Coral reefs worldwide face unprecedented cumulative anthropogenic effects of interacting local human pressures, global climate change and distal social processes. Reefs are also bound by the natural biophysical environment within which they exist. In this context, a key challenge for effective management is understanding how anthropogenic and biophysical conditions interact to drive distinct coral reef configurations. Here, we use machine learning to conduct explanatory predictions on reef ecosystems defined by both fish and benthic communities.

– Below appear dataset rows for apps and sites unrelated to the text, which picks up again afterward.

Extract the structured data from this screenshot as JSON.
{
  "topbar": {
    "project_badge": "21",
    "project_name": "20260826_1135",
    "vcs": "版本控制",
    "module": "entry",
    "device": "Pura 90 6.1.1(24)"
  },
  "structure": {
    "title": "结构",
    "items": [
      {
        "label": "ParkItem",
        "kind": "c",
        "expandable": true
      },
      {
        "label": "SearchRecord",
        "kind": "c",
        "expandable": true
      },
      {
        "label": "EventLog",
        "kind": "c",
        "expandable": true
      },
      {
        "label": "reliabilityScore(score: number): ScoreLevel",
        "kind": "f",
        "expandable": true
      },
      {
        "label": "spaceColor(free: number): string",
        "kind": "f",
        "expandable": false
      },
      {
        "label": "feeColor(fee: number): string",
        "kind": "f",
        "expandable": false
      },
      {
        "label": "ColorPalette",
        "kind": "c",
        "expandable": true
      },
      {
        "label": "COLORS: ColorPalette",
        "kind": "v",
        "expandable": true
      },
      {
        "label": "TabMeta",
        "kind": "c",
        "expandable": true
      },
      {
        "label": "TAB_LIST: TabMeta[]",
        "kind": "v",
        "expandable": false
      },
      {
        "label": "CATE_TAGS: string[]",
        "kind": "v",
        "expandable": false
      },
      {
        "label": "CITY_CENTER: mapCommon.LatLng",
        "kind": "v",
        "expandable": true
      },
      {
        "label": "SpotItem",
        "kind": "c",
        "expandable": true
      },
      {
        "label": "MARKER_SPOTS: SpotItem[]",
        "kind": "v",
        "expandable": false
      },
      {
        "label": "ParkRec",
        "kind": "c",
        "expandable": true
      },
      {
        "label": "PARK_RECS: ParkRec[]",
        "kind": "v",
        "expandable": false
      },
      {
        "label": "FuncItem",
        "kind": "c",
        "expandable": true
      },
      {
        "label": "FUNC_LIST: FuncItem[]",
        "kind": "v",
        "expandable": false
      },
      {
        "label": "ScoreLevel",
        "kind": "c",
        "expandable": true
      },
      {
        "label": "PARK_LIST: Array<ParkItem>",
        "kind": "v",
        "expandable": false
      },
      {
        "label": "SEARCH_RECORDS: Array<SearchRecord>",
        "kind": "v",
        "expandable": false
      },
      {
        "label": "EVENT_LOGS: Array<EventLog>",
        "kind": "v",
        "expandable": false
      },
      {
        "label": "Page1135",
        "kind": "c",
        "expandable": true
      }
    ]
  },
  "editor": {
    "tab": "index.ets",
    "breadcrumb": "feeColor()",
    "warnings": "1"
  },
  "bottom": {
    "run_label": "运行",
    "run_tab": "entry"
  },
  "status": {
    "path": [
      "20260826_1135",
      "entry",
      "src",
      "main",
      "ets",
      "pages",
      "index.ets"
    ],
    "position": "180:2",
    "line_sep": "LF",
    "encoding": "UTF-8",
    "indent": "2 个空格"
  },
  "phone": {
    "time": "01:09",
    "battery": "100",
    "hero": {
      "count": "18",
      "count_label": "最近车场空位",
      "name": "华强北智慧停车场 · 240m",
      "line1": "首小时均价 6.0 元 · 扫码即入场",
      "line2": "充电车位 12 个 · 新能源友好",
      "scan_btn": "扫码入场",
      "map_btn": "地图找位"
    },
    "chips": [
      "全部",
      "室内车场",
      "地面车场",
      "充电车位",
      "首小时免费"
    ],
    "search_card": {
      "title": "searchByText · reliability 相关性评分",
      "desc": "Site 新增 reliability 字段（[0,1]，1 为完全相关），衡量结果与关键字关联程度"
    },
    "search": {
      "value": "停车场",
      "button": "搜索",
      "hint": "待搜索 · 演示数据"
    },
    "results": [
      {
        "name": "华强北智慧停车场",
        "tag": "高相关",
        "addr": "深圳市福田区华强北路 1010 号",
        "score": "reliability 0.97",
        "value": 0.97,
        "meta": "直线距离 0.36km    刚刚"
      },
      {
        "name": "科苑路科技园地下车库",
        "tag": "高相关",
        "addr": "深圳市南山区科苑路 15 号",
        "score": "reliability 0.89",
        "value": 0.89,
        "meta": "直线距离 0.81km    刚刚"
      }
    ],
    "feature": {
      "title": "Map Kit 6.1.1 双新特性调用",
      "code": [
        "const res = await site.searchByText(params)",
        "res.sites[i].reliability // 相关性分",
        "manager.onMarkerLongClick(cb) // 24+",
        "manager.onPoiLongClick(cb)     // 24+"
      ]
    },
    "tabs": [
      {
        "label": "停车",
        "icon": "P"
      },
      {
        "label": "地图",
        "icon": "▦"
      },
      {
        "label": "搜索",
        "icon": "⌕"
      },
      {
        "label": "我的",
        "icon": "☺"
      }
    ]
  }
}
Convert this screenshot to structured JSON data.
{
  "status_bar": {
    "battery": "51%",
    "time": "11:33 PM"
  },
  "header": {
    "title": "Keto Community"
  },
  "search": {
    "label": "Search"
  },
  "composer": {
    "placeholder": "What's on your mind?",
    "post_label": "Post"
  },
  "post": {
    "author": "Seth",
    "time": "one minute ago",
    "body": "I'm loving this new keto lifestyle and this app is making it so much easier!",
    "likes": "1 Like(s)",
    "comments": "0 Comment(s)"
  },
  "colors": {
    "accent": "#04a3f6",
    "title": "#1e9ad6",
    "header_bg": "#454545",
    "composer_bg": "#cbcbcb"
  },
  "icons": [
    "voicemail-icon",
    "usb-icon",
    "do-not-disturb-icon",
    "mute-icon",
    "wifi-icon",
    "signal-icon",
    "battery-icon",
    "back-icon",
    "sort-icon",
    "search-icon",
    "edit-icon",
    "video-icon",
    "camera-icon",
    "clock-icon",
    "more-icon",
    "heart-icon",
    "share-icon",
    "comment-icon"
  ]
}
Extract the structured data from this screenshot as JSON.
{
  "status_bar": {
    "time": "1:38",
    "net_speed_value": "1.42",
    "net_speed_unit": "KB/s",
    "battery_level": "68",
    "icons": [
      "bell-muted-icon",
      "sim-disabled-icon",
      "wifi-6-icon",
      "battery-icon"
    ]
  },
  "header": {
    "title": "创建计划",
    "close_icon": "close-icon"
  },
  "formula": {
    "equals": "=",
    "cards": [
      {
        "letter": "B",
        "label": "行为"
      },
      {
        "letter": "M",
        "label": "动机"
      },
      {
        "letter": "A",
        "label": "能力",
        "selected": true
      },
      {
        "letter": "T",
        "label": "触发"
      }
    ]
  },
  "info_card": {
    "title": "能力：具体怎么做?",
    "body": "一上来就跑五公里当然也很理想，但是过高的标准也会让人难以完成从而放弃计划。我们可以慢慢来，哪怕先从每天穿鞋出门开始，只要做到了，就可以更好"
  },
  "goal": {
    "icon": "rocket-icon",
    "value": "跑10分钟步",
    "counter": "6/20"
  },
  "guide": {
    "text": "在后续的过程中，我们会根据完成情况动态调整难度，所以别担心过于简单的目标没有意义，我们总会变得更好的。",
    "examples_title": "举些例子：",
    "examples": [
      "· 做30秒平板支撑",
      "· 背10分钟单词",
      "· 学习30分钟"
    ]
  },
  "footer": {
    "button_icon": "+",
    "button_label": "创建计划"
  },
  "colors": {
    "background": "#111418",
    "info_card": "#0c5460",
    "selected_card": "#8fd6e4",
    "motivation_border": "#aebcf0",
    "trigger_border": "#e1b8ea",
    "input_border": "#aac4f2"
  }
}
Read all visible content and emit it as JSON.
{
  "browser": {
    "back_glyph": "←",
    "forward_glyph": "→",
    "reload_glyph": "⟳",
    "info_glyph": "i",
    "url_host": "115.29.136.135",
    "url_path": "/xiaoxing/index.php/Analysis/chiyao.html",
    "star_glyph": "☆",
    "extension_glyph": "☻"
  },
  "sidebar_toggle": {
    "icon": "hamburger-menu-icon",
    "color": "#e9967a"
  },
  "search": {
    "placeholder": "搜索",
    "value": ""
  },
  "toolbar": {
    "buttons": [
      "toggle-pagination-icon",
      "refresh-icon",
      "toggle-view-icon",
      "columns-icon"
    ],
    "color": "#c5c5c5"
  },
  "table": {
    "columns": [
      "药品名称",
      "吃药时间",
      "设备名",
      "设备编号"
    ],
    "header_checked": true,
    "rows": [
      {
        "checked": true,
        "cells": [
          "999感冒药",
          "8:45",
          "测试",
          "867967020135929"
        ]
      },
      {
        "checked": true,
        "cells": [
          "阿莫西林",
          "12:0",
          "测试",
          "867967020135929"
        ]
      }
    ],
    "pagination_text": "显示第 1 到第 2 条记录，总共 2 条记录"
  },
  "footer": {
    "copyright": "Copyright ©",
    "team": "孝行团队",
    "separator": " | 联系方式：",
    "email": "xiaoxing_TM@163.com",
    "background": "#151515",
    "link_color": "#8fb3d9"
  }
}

Drawing on the most spatially extensive dataset available across the Hawaiian archipelago—20 anthropogenic and biophysical predictors over 620 survey sites—we model the occurrence of four distinct reef regimes and provide a novel approach to quantify the relative influence of human and environmental variables in shaping reef ecosystems. Our findings highlight the nuances of what underpins different coral reef regimes, the overwhelming importance of biophysical predictors and how a reef's natural setting may either expand or narrow the opportunity space for management interventions. The methods developed through this study can help inform reef practitioners and hold promises for replication across a broad range of ecosystems.
Keywords: regime shift, managemen, interactions, Hawai‘i, ecology, boosted regression, trees
Citation: Jouffray J.B, L.M Wedding, A. V. Norström, M. K. Donovan, G.J. Williams, L.B. Crowder, A.L. Erickson, A.M. Friedlander, N.A. Graham, J.M. Gove, C.V. Kappel, J.N. Kittinger, J.Lecky, K.L. Oleson, K.A. Selkoe, C. White, I.D. Williams and M. Nyström 2019 The Royal Society 286 (1896) Doi: 10.1098/rspb.2018.2544